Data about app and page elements
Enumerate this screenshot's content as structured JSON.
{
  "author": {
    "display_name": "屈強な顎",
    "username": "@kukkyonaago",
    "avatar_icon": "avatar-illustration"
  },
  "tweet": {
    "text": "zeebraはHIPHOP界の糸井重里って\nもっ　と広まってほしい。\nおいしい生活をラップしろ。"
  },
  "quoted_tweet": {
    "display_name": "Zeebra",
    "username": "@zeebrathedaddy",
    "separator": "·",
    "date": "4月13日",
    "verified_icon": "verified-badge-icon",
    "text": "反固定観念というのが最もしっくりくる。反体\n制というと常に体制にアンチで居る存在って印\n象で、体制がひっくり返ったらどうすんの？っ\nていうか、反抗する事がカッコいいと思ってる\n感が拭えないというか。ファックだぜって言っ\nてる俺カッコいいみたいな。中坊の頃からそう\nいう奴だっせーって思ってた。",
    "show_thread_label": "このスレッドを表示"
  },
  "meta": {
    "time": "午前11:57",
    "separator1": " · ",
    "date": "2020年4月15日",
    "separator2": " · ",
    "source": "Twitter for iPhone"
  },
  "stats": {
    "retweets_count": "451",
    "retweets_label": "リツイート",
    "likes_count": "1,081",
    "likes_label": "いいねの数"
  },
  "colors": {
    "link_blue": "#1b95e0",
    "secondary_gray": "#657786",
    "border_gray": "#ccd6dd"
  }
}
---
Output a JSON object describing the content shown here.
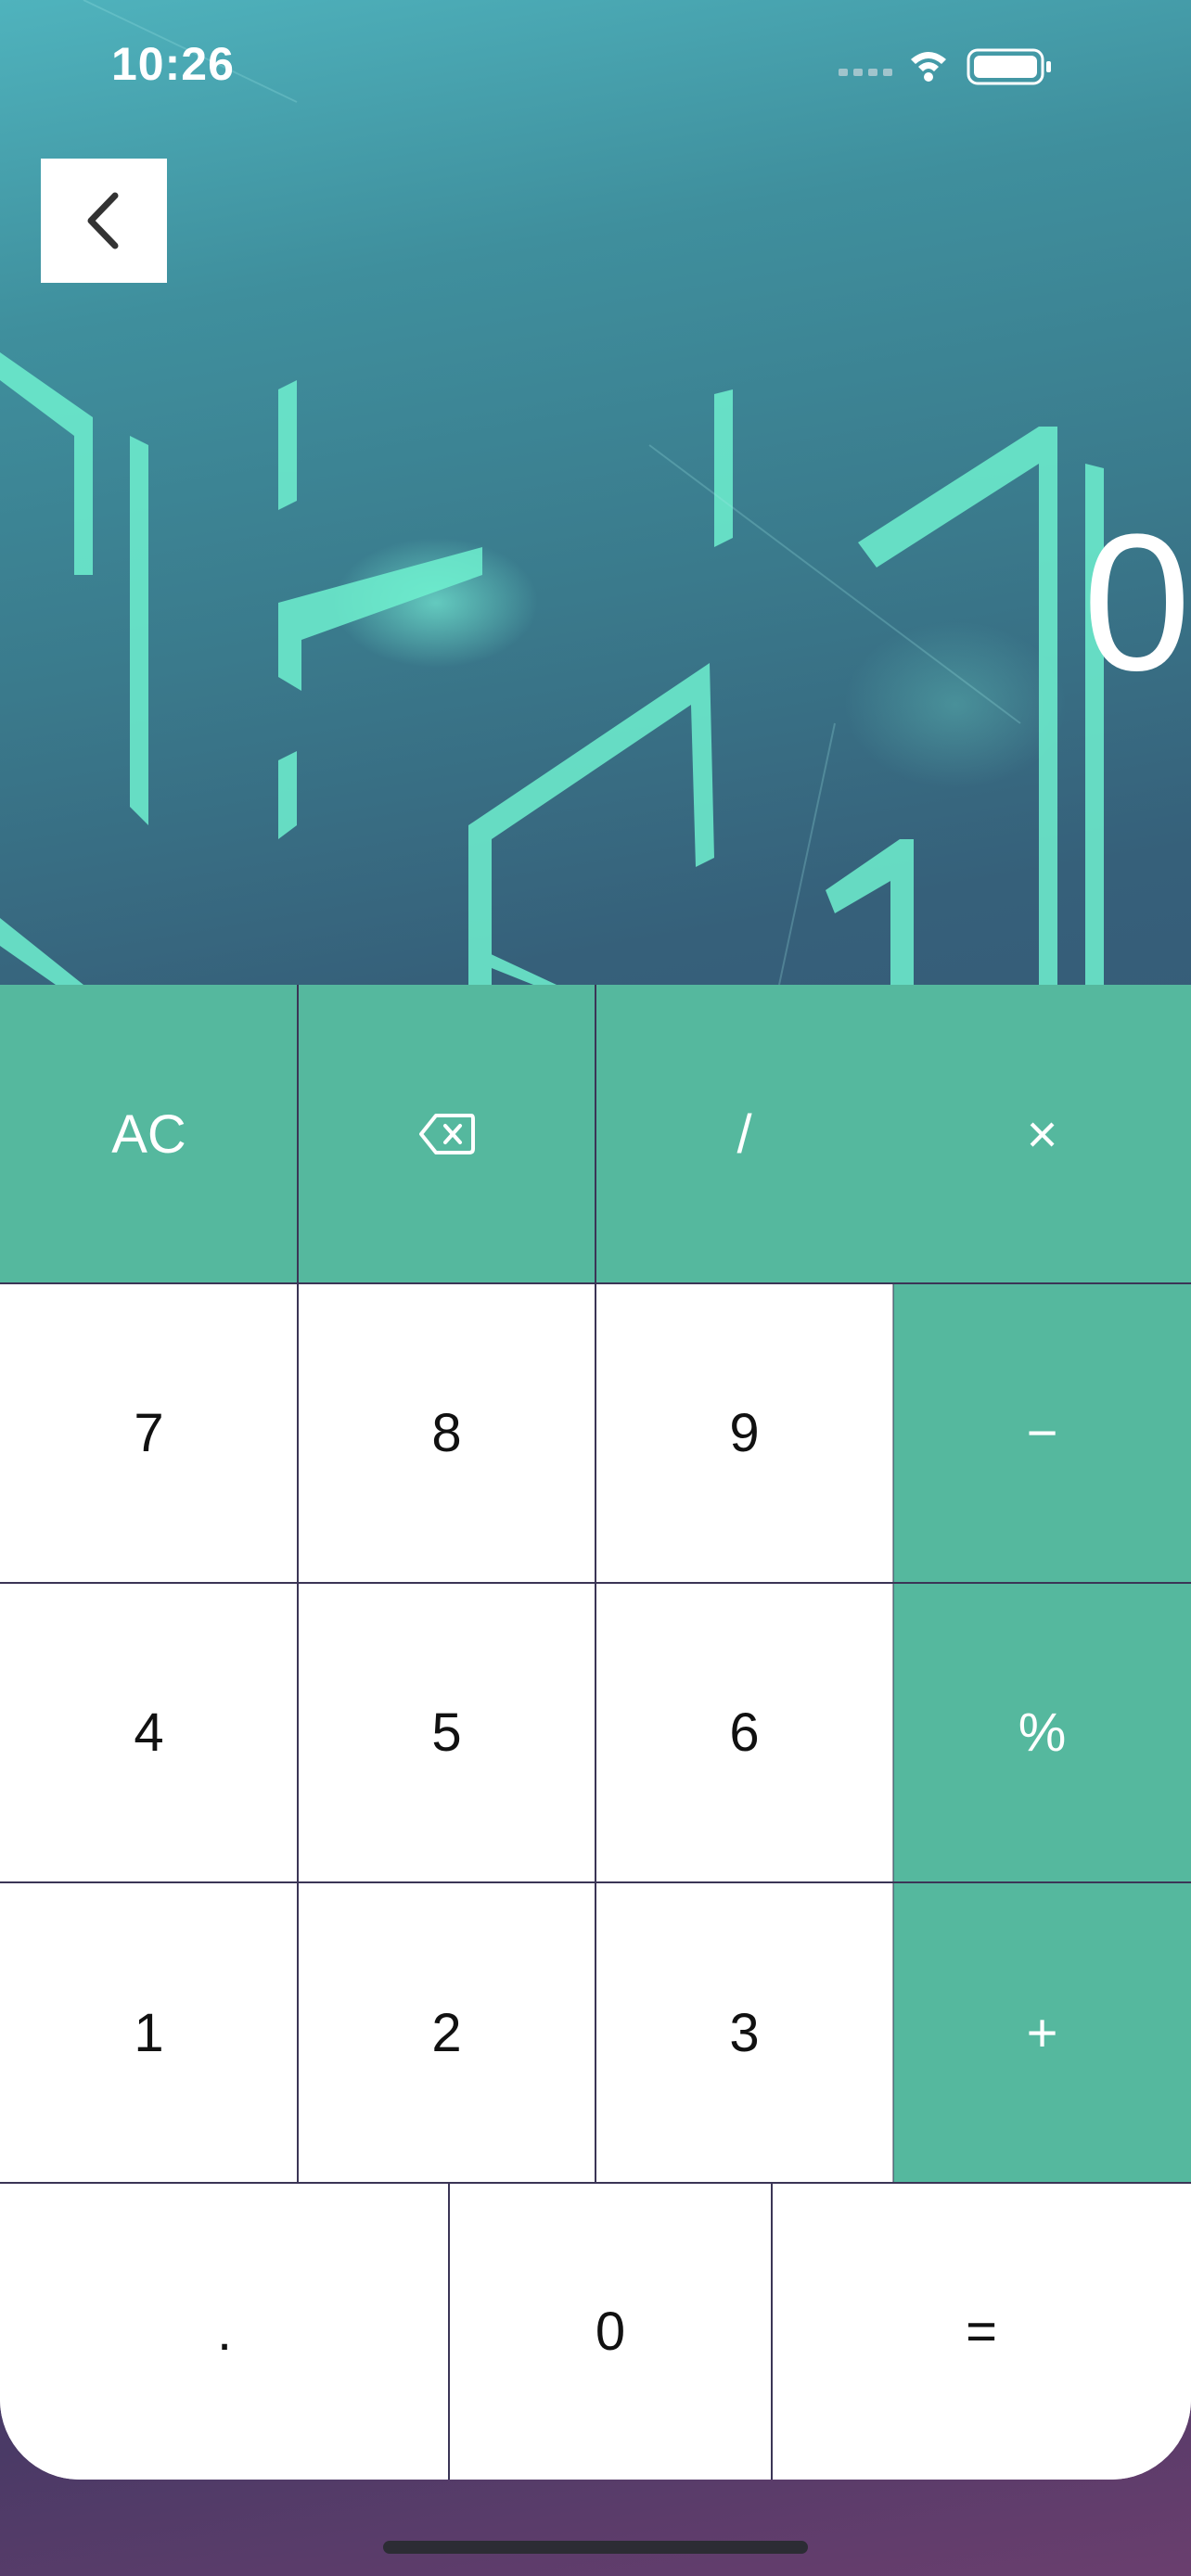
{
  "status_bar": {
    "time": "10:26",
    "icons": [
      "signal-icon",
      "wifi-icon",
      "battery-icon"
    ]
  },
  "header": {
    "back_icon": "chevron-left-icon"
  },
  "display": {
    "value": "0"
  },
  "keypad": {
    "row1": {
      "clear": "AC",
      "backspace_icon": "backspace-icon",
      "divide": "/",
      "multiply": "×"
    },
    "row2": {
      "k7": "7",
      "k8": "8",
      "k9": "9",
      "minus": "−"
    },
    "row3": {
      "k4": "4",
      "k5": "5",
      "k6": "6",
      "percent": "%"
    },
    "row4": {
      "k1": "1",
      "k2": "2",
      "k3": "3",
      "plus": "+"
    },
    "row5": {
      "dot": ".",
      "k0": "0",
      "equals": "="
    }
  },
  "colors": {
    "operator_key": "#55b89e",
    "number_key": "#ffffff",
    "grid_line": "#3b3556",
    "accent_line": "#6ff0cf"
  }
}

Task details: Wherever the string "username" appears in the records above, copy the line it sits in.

Completed exercise:
    "username": "@kukkyonaago",
    "username": "@zeebrathedaddy",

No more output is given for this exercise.